Consider the spectrum of philanthropic giving you or others in your social circle made over the last five years: You may be thinking of gifts to alma maters. Or, you’re thinking of a GoFundMe campaign for someone you knew who had an accident, those soccer team fundraising drives, or an end-of-year large donation to a nonprofit. Maybe you’re thinking of a political moment over the past few years that led you to whip out your wallet first and then figure out where to send the cash.
One of the most common questions we get from clients is “Are my resources truly having an impact on the change I want to see in the world?” Naturally, no matter the size of the gift, as a giver, you want to know that whatever you’re giving to is making a meaningful difference. Philanthropists, especially those with a business background are used to having straightforward metrics to measure their success (e.g., ROI, net profit). In the realm of driving social change and making a positive impact on society through philanthropy, the metrics can be far less concrete, clear, or direct.
So why is philanthropy so different?
There are two big reasons measuring change in philanthropy feels so different from other sectors. First, accountability for results of any kind continues to be optional in philanthropy. Donors, in all shapes and sizes, give simply because they want to. In many cases the “return” on such giving is not evaluated in any formal way. Rather, success is often measured by feelings – does it bring the giver joy to give to this cause? Is the recipient happy and grateful?
Second, even those who do strive for more objective accountability around results struggle with how to measure impact when dealing with complex social problems. These philanthropists find themselves wondering, “Am I actually having an impact?” “How will I know if my resources are driving real, sustainable, and positive change?” These questions are so prevalent among philanthropists that they have driven the development of many online guides and other efforts to assess grantee performance (e.g., GiveWell, Charity Navigator, GuideStar). These tools can be a helpful piece of the puzzle, but still do not provide a comprehensive picture of overall impact.
At Building Impact, we believe that the ultimate measure of philanthropy’s success is the positive social change it produces – and this can be challenging to measure, especially using traditional methods. For example, we work with many philanthropists who have goals to transform education systems in a particular region to better serve the needs of all kids. Educators use a host of traditional metrics to measure success (e.g., test results, teacher retention, graduation rates), but those alone will not provide the concrete answer to whether in fact the education system is better serving the needs of all kids. Measuring the true success of an effort at instigating systemic change is not easy, given all of the factors that could impact student performance measures, the inability to tie results back directly to increased giving, and the reality that success has not been universally defined in such a context. Measuring impact yield insights that help advance our understanding of the issue and drive how we think about philanthropy and the problem we are hoping to address. That said, doing so is rarely, if ever, straightforward.
What are some ways you can measure the success of social change?
Below are a few strategies we’ve found that help change agents successfully determine whether they are on the right course.

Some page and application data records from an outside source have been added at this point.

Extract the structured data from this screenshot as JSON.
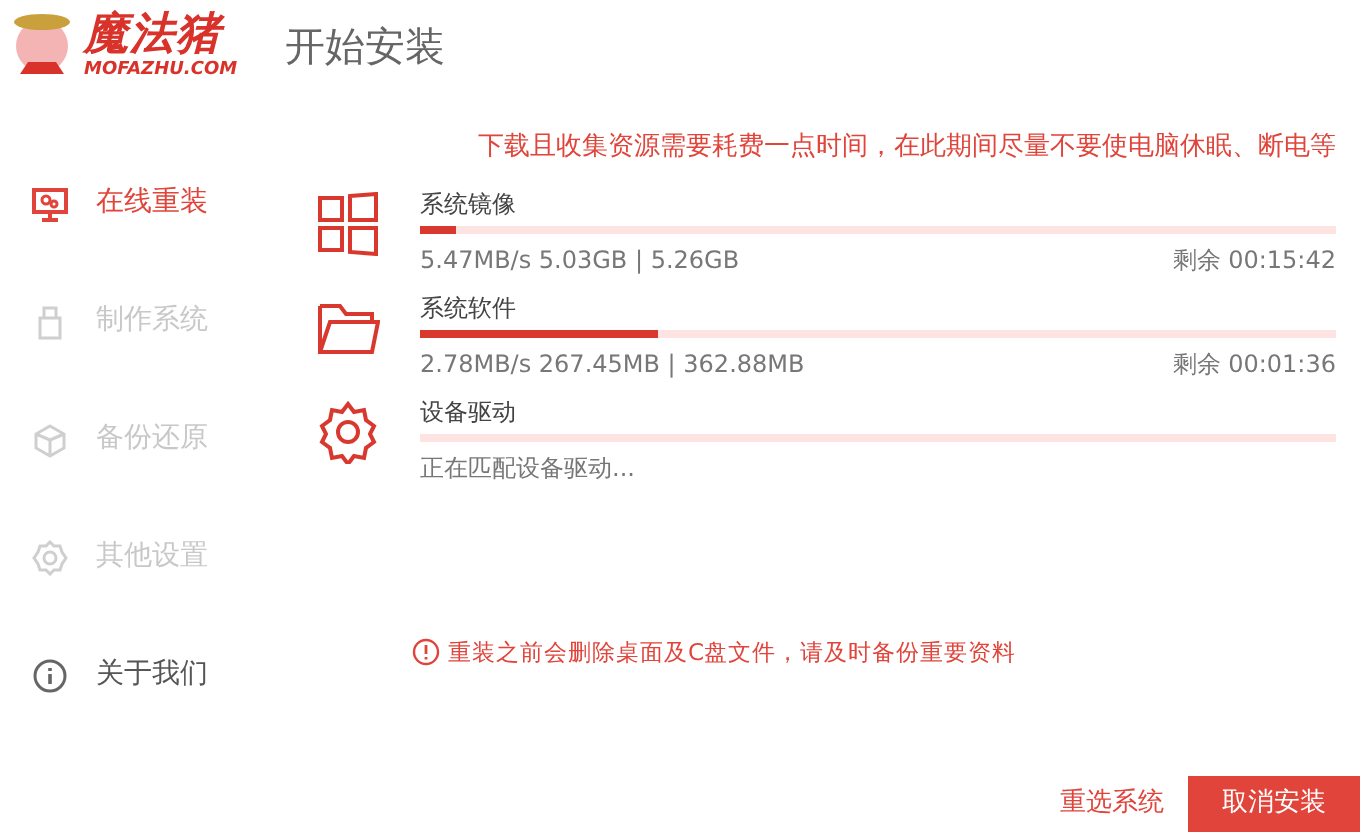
{
  "logo": {
    "name": "魔法猪",
    "domain": "MOFAZHU.COM"
  },
  "page_title": "开始安装",
  "sidebar": {
    "items": [
      {
        "label": "在线重装",
        "kind": "monitor",
        "selected": true,
        "disabled": false
      },
      {
        "label": "制作系统",
        "kind": "usb",
        "selected": false,
        "disabled": true
      },
      {
        "label": "备份还原",
        "kind": "cube",
        "selected": false,
        "disabled": true
      },
      {
        "label": "其他设置",
        "kind": "gear",
        "selected": false,
        "disabled": true
      },
      {
        "label": "关于我们",
        "kind": "info",
        "selected": false,
        "disabled": false
      }
    ]
  },
  "notice": "下载且收集资源需要耗费一点时间，在此期间尽量不要使电脑休眠、断电等",
  "tasks": [
    {
      "kind": "windows",
      "name": "系统镜像",
      "level": 0.04,
      "detail": "5.47MB/s 5.03GB | 5.26GB",
      "remaining": "剩余 00:15:42"
    },
    {
      "kind": "folder",
      "name": "系统软件",
      "level": 0.26,
      "detail": "2.78MB/s 267.45MB | 362.88MB",
      "remaining": "剩余 00:01:36"
    },
    {
      "kind": "gear",
      "name": "设备驱动",
      "level": 0,
      "detail": "正在匹配设备驱动..."
    }
  ],
  "warning": "重装之前会删除桌面及C盘文件，请及时备份重要资料",
  "buttons": [
    {
      "label": "重选系统",
      "kind": "link"
    },
    {
      "label": "取消安装",
      "kind": "primary"
    }
  ]
}
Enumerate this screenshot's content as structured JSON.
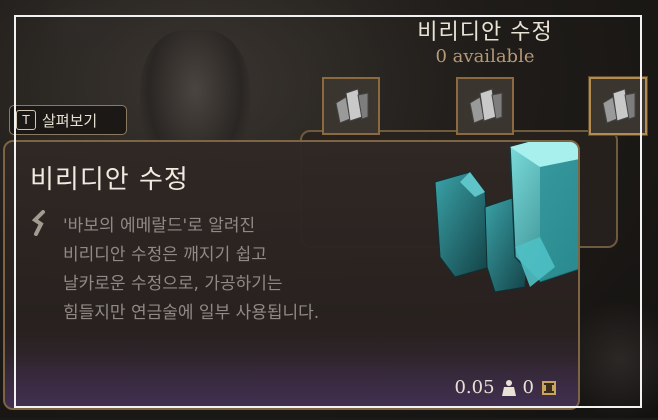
{
  "header": {
    "title": "비리디안 수정",
    "available": "0 available"
  },
  "inspect_prompt": {
    "key": "T",
    "label": "살펴보기"
  },
  "slots": [
    {
      "icon": "crystal-icon",
      "selected": false
    },
    {
      "icon": "crystal-icon",
      "selected": false
    },
    {
      "icon": "crystal-icon",
      "selected": true
    }
  ],
  "tooltip": {
    "title": "비리디안 수정",
    "description_lines": [
      "'바보의 에메랄드'로 알려진",
      "비리디안 수정은 깨지기 쉽고",
      "날카로운 수정으로, 가공하기는",
      "힘들지만 연금술에 일부 사용됩니다."
    ],
    "weight": "0.05",
    "value": "0",
    "weight_icon": "weight-icon",
    "value_icon": "coin-icon"
  },
  "colors": {
    "accent_gold": "#b58c50",
    "crystal_teal": "#3fb3b5",
    "title_text": "#f0ebe1",
    "description_text": "#8f8a84"
  }
}
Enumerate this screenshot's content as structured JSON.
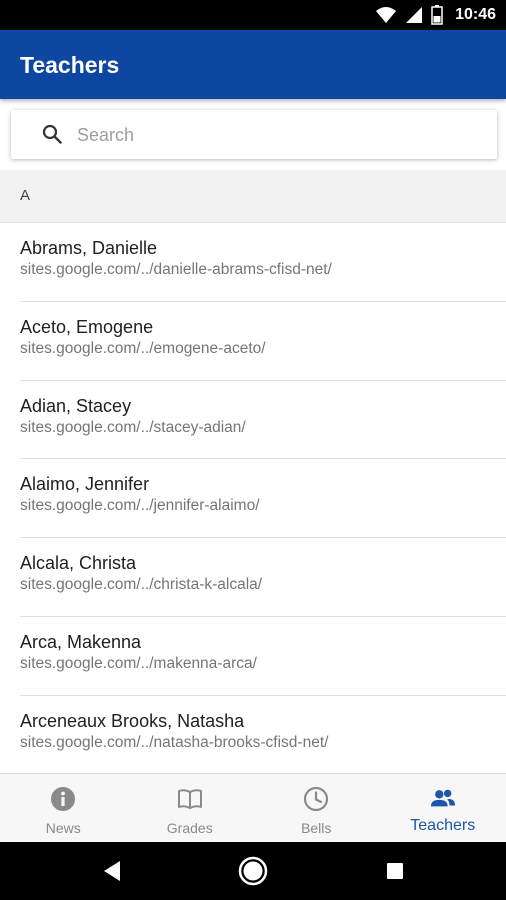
{
  "status_bar": {
    "time": "10:46",
    "icons": [
      "wifi-icon",
      "signal-icon",
      "battery-icon"
    ]
  },
  "app_bar": {
    "title": "Teachers",
    "color": "#0D47A1"
  },
  "search": {
    "placeholder": "Search",
    "value": ""
  },
  "section": {
    "letter": "A"
  },
  "teachers": [
    {
      "name": "Abrams, Danielle",
      "site": "sites.google.com/../danielle-abrams-cfisd-net/"
    },
    {
      "name": "Aceto, Emogene",
      "site": "sites.google.com/../emogene-aceto/"
    },
    {
      "name": "Adian, Stacey",
      "site": "sites.google.com/../stacey-adian/"
    },
    {
      "name": "Alaimo, Jennifer",
      "site": "sites.google.com/../jennifer-alaimo/"
    },
    {
      "name": "Alcala, Christa",
      "site": "sites.google.com/../christa-k-alcala/"
    },
    {
      "name": "Arca, Makenna",
      "site": "sites.google.com/../makenna-arca/"
    },
    {
      "name": "Arceneaux Brooks, Natasha",
      "site": "sites.google.com/../natasha-brooks-cfisd-net/"
    }
  ],
  "bottom_nav": {
    "items": [
      {
        "label": "News",
        "icon": "info-icon",
        "active": false
      },
      {
        "label": "Grades",
        "icon": "book-icon",
        "active": false
      },
      {
        "label": "Bells",
        "icon": "clock-icon",
        "active": false
      },
      {
        "label": "Teachers",
        "icon": "people-icon",
        "active": true
      }
    ],
    "active_color": "#1E56A8"
  },
  "system_nav": {
    "icons": [
      "back-icon",
      "home-icon",
      "recents-icon"
    ]
  }
}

In our experience, it is important to recognize that in the same way highly complex issues require sophisticated and customized strategies, so does the challenge of measuring impact in these same fields require a customized approach:
- Develop your metrics of success with the people whom you are hoping to impact and/or those who are already being impacted by the issues you desire to change. The most powerful and effective philanthropists recognize the limits of their own perspective and work to continually expand their understanding of the world and the problems they are seeking to impact. There’s no better way to do that than to engage directly with those who are impacted by the potential solutions you are funding.
- Identify those things that ARE easily measurable, determine which are most important, and measure them. These will often be inputs, a measure of effort (e.g. number of students served), or outputs, a measure of what is produced (e.g. test scores, graduation rates, etc.). Taken as part of a whole, these inputs can yield valuable insights.
- For the things that are harder to measure, consider the conditions that are necessary for the type of social change you want to see to occur. In our work, we often refer to SSIR’s framework for assessing advocacy as a helpful reference point, which is at the heart of most social change work. The basic idea is that if we focus on the conditions that need to be present for the change to be successful – having powerful political champions for change, a mobilized public, and a feasible solution, for example – then we’re more likely to effect that change. One way to measure progress then is determining whether those conditions are present – and working to create them if they are not.
- Take the time to develop both near- AND long-term measures. Too many philanthropists settle for near-term grant cycle metrics that don’t leave room for “failing forward” using past challenges to inform future innovation. When you have a long-term plan and are keyed in to measure results over many years, short term setbacks aren’t quite so catastrophic — and may in fact yield crucial insights.
Stop asking “Are we doing any good?” We promise it will help.
We’re so used to asking ourselves, “Are we doing any good?” Instead, we should ask “How can I do better?” This questions is goal-oriented and outcome-minded — just as we want our philanthropy to be. When seeking to harness philanthropy to do its very best in the face of complex social challenges, staying both humble and hopeful is key. We will almost never be satisfied by our first efforts — but if we are committed to learning, coming back and continuously improving our understanding and our giving, we are maximizing our chances of truly doing good in the long run.